Curtis also produced THE NIGHT STALKER (1973), a tele-film about a vampire in Las Vegas, tracked by reporter Karl Kolchak (Darren McGavin, who also died recently). When it first aired, this was the most highly rated made-for-television movie ever, prompting a sequel, THE NIGHT STRANGLER, which eventually led to a television series that lasted one season.

Back in the days before cable, when late-night television was mostly a wasteland of reruns, Curtis also produced some original shot-on-video productions that ran in the wee hours: a version of DR JEKYLL AND MR HYDE (starring Jack Palance) and THE PICTURE OF DORIAN GRAY (starring Shane Bryant).

His early genre credits were as a producer; eventually, Curtis began directing as well, helming among many others the 1973 televersion of DRACULA, scripted by Richard Matheson and starring Jack Palance again, this time as the blood-thirsty Count.

Curtis also directed feature films: HOUSE OF DARK SHADOWS and NIGHT OF DARK SHADOWS (both derived from the television series) and BURNT OFFERINGS, with Karen Black and Oliver Reed.

One of Curtis’ most memorable efforts was TRILOGY OF TERROR, which starred Black in three episodes based on stories by Matheson. The third episode, featuring a warrior doll that comes to life, became a cult favorite.

Curtis eventually left the genre, producing two epic mini-series in the 1980s, based on the novels of Herman Wouk: THE WINDS OF WAR and WAR AND REMEMBRANCE, for which he won an Emmy.

After that success, he returned to the franchise that had made him famous, crafting a new nighttime version of DARK SHADOWS, which ran for a few episodes in 1990. The show suffered from familiarity and the desire to quickly race through plot points that had been developed over months or years in the original.
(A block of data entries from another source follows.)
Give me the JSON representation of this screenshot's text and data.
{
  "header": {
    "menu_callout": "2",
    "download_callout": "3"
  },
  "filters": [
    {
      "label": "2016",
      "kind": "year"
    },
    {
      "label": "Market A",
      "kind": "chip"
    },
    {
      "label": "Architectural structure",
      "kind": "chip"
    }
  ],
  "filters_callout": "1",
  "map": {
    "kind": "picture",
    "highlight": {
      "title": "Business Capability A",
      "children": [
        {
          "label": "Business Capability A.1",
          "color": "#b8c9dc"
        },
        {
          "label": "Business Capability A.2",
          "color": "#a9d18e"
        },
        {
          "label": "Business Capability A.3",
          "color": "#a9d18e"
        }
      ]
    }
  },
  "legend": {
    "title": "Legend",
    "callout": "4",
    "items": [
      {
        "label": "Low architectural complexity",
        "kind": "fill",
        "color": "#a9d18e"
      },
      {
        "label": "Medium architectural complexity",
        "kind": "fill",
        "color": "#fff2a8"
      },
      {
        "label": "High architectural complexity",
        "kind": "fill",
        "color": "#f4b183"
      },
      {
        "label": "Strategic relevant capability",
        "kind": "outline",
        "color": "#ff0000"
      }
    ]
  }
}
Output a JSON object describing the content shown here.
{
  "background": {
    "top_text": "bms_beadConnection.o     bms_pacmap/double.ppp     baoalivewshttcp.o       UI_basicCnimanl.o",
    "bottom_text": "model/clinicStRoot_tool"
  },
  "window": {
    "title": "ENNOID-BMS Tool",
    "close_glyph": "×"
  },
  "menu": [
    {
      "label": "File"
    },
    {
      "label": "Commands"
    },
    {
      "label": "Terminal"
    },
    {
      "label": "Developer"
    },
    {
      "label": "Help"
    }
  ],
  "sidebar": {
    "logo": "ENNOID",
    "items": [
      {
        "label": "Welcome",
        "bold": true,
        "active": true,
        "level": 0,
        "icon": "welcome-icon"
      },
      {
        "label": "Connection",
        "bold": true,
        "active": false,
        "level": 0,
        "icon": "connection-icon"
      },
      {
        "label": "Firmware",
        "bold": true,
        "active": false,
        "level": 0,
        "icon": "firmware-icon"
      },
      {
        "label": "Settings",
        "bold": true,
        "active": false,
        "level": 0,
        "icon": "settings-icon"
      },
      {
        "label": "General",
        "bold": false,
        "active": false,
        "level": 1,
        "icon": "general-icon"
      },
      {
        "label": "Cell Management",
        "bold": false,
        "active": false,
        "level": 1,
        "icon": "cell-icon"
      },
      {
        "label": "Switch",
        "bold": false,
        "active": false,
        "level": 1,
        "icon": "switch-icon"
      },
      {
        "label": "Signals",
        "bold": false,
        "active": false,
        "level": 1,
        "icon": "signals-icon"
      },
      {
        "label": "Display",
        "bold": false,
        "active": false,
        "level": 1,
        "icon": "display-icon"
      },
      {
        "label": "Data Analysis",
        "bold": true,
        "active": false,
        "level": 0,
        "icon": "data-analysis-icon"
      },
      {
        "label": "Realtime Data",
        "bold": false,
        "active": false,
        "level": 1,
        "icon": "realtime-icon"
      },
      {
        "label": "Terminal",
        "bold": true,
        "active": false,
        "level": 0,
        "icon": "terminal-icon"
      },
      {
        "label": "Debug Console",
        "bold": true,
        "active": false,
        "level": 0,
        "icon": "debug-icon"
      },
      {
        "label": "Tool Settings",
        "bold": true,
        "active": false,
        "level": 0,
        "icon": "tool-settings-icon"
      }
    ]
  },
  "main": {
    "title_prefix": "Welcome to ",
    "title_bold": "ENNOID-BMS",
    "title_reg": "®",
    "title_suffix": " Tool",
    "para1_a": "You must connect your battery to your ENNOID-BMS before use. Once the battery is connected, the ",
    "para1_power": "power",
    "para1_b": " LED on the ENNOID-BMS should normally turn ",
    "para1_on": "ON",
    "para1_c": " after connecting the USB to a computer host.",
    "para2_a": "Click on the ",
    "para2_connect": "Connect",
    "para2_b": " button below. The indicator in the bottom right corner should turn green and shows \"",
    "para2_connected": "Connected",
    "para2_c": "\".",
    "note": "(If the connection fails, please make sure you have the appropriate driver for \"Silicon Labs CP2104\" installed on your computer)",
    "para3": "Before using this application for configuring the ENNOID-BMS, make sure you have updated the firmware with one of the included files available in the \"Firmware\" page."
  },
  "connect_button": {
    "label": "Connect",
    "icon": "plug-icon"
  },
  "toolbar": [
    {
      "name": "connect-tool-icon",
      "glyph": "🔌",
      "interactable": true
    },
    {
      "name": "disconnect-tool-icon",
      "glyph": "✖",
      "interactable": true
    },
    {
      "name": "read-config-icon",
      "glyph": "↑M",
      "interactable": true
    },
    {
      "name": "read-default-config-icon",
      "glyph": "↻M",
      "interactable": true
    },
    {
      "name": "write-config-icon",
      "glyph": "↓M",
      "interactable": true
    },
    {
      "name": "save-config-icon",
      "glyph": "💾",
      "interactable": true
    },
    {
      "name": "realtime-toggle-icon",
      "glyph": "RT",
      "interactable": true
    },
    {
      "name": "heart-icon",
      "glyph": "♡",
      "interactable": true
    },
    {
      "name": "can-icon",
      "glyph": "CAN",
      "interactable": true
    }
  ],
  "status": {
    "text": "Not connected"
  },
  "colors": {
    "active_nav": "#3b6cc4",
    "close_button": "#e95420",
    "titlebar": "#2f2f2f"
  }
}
Curtis was perhaps not the most creative practitioner every to ply his trade in the horror genre; most of his work consisted of rehashing material that had been done many times before. But THE NIGHT STALKER stands out for being one of — if not the — first vampire films to work effectively in a contemporary setting. And DARK SHADOWS gave us a memorable character in the figure of Barnabas Collins: a tortured, sympathetic figure who yearned to be free of the vampire’s curse, Barnabas was developed in much more depth than most movie vampires, who were usually relegated to lurking in shadows and popping out from behind toombstones to pounce on their victims. By giving Barnabas a real personality, Curtis’s original DARK SHADOWS created a character who might be seen as the missing link between Count Dracula and later literary vampires like Chelsea Quinn Yarbro’s St. Germain and Anne Rice’s Louis de Point du Lac.